The conversations would go thusly:
“Zakoor Novelty, how may I help you?” “Hi. Do you sell whoopie cushions?” “We sure do.” “What about hand buzzers?” “Yep” “Fake dog poop? Fart Machine? X-Ray specs?” “All of those.” “Cool. Thank you. Bye.”
And so it went. Until the first telephone bill. Dad went ballistic when he saw dozens of daytime phone calls to New York, Los Angeles, Chicago — basically any place that had crap by the cartload. Dad informed me, with no small amount of bluster, that it cost to make a phone call to those places. Ah, I realized; people need to call you. A young Conrad Hilton was born!
I was also learning about dial-a-joke.

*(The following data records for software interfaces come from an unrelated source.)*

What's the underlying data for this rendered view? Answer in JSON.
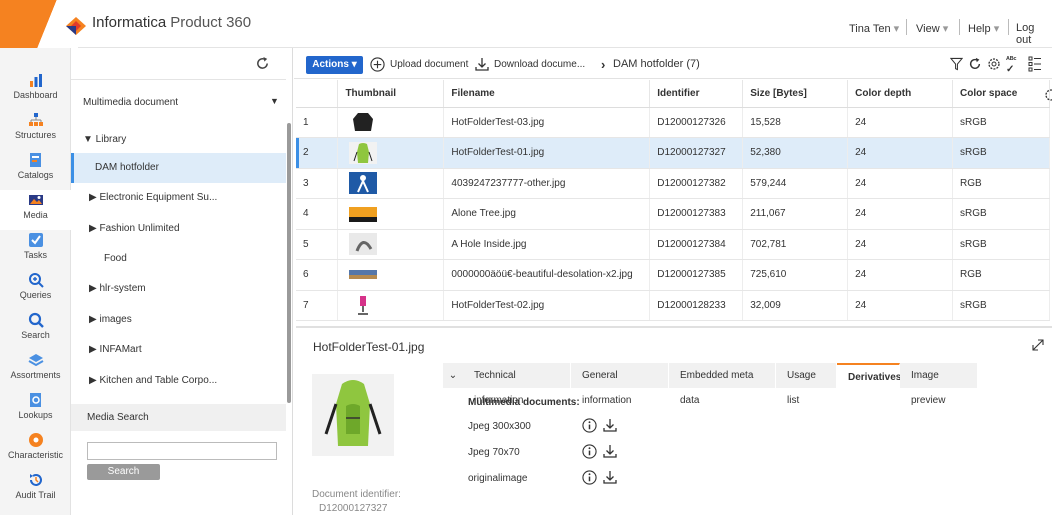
{
  "header": {
    "brand": "Informatica",
    "product": "Product 360",
    "user": "Tina Ten",
    "view": "View",
    "help": "Help",
    "logout": "Log out"
  },
  "colors": {
    "accent": "#f58220",
    "primary": "#2266cc",
    "selection": "#deecf9"
  },
  "nav": [
    {
      "label": "Dashboard",
      "icon": "bar-chart-icon"
    },
    {
      "label": "Structures",
      "icon": "hierarchy-icon"
    },
    {
      "label": "Catalogs",
      "icon": "catalog-icon"
    },
    {
      "label": "Media",
      "icon": "media-icon",
      "active": true
    },
    {
      "label": "Tasks",
      "icon": "checkbox-icon"
    },
    {
      "label": "Queries",
      "icon": "query-icon"
    },
    {
      "label": "Search",
      "icon": "search-icon"
    },
    {
      "label": "Assortments",
      "icon": "layers-icon"
    },
    {
      "label": "Lookups",
      "icon": "lookup-icon"
    },
    {
      "label": "Characteristic",
      "icon": "characteristic-icon"
    },
    {
      "label": "Audit Trail",
      "icon": "audit-icon"
    }
  ],
  "tree": {
    "dropdown": "Multimedia document",
    "root": "▼ Library",
    "items": [
      {
        "label": "DAM hotfolder",
        "selected": true
      },
      {
        "label": "▶ Electronic Equipment Su..."
      },
      {
        "label": "▶ Fashion Unlimited"
      },
      {
        "label": "Food"
      },
      {
        "label": "▶ hlr-system"
      },
      {
        "label": "▶ images"
      },
      {
        "label": "▶ INFAMart"
      },
      {
        "label": "▶ Kitchen and Table Corpo..."
      }
    ],
    "media_search_title": "Media Search",
    "search_placeholder": "",
    "search_button": "Search"
  },
  "toolbar": {
    "actions": "Actions",
    "upload": "Upload document",
    "download": "Download docume...",
    "breadcrumb": "DAM hotfolder (7)"
  },
  "table": {
    "columns": [
      "",
      "Thumbnail",
      "Filename",
      "Identifier",
      "Size [Bytes]",
      "Color depth",
      "Color space"
    ],
    "rows": [
      {
        "n": "1",
        "file": "HotFolderTest-03.jpg",
        "id": "D12000127326",
        "size": "15,528",
        "depth": "24",
        "space": "sRGB",
        "thumb": "black-jacket"
      },
      {
        "n": "2",
        "file": "HotFolderTest-01.jpg",
        "id": "D12000127327",
        "size": "52,380",
        "depth": "24",
        "space": "sRGB",
        "thumb": "green-backpack",
        "selected": true
      },
      {
        "n": "3",
        "file": "4039247237777-other.jpg",
        "id": "D12000127382",
        "size": "579,244",
        "depth": "24",
        "space": "RGB",
        "thumb": "blue-figure"
      },
      {
        "n": "4",
        "file": "Alone Tree.jpg",
        "id": "D12000127383",
        "size": "211,067",
        "depth": "24",
        "space": "sRGB",
        "thumb": "sunset"
      },
      {
        "n": "5",
        "file": "A Hole Inside.jpg",
        "id": "D12000127384",
        "size": "702,781",
        "depth": "24",
        "space": "sRGB",
        "thumb": "grey-sculpture"
      },
      {
        "n": "6",
        "file": "0000000äöü€-beautiful-desolation-x2.jpg",
        "id": "D12000127385",
        "size": "725,610",
        "depth": "24",
        "space": "RGB",
        "thumb": "landscape"
      },
      {
        "n": "7",
        "file": "HotFolderTest-02.jpg",
        "id": "D12000128233",
        "size": "32,009",
        "depth": "24",
        "space": "sRGB",
        "thumb": "pink-chair"
      }
    ]
  },
  "detail": {
    "title": "HotFolderTest-01.jpg",
    "doc_id_label": "Document identifier:",
    "doc_id": "D12000127327",
    "tabs": [
      "Technical information",
      "General information",
      "Embedded meta data",
      "Usage list",
      "Derivatives",
      "Image preview"
    ],
    "active_tab": "Derivatives",
    "derivatives_heading": "Multimedia documents:",
    "derivatives": [
      "Jpeg 300x300",
      "Jpeg 70x70",
      "originalimage"
    ]
  }
}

For just pennies, you could call — any day of the week, any time of the day — to hear a hilarious joke with which to impress your friends.
One day, I huddled with best friend and co-conspirator Danny to launch our start-up. We would plaster every telephone pole near Eight Mile Road to saturate the market. We looked to Mad Magazine and friends for material.
What do you call pizza that’s not yours? Nacho cheese! What do elves learn in school? The Elf-abet! Where do pencils go on vacation? Pencil-vania! How do you make a tissue dance? Put a little boogie in it!
Graphically, we wanted our ad campaign to be unencumbered with much copy, pre-dating wannabe imitators like Apple and Google.
Call Dial a Joke! the ad said simply. Beneath it, my home phone.
And for a few days, business was brisk. At least once a day, we’d get a customer. After school, whenever the phone rang, I’d pick up, offer a brilliant quip, and hang up.
What I didn’t realize was that other people might need the phone, too. Namely, mom and dad. But whenever someone called our house, my parents’ frustrated friends noted, some kid was picking up the line, telling a joke, and hanging up on them.
After the discovery, mom offered me my second piece of business advice: Do that again, and I’ll pop your bottom. She ordered me and Danny to shutter the business, starting with taking down the dozens of signs in our neighborhood urging strangers to call our home. Reluctantly, we did.
But I must have missed one. About a month later, as I flipped through Boy’s Life in my bedroom, I heard mom coming up the stairs.
“Scaawt!” she hollered in an angry North Carolina accent. “It’s that damn daahl a joke!”
Surprised, I walked to my parents bedroom, picked up the phone, and offered one of my classic gut-busters: Why did six hate seven? Because seven eight nine! Click.
It’s been too long since I’ve written you, but not a day’s length since I’ve thought of you.
I can’t imagine you’d tolerate any place without Wifi, but, just in case reception is spotty, a quick update:
I thought of you this weekend, kickoff of the NFL season. Why did we know so much about every sport, regardless of whether we played it? But you would have loved the U.S. Open. Federer is still great. Serena is still great. As good, dare I say, as when we marveled them on those courts in Westwood. Every time I drive down there, I think of your apartment, and how those neighbors must have considered us pervs, the adult men who gathered every Sunday night to giggle at a cartoon.
That, by the way, is still on, too. And dude, I gotta say, Homer is still damn funny. So, uncle: funniest. show. ever.
Maybe that’s why you were on my mind. Sunday nights in fall were always pretty cool: football and Simpsons. And a Futurama should we need further geeking.
Oh, I began the arduous process of applying to be a Big Brother. I need someone to endure my magic. Why not force a child? Hell, they’re already being fed Halloween costumes and candy in August. Seriously. They don’t celebrate it like D.C. did, though, and no one makes a better member of the Village People.
Man, you’d go ape shit over all the Steve Jobs movies. Seriously, at least five this year. This is mythology in the making. You think history ultimately sees him as visionary or PT Barnum? If you see him, tell him the new iphone sucks.
Well, that’s about it. I miss hell out of you, dude. See ya.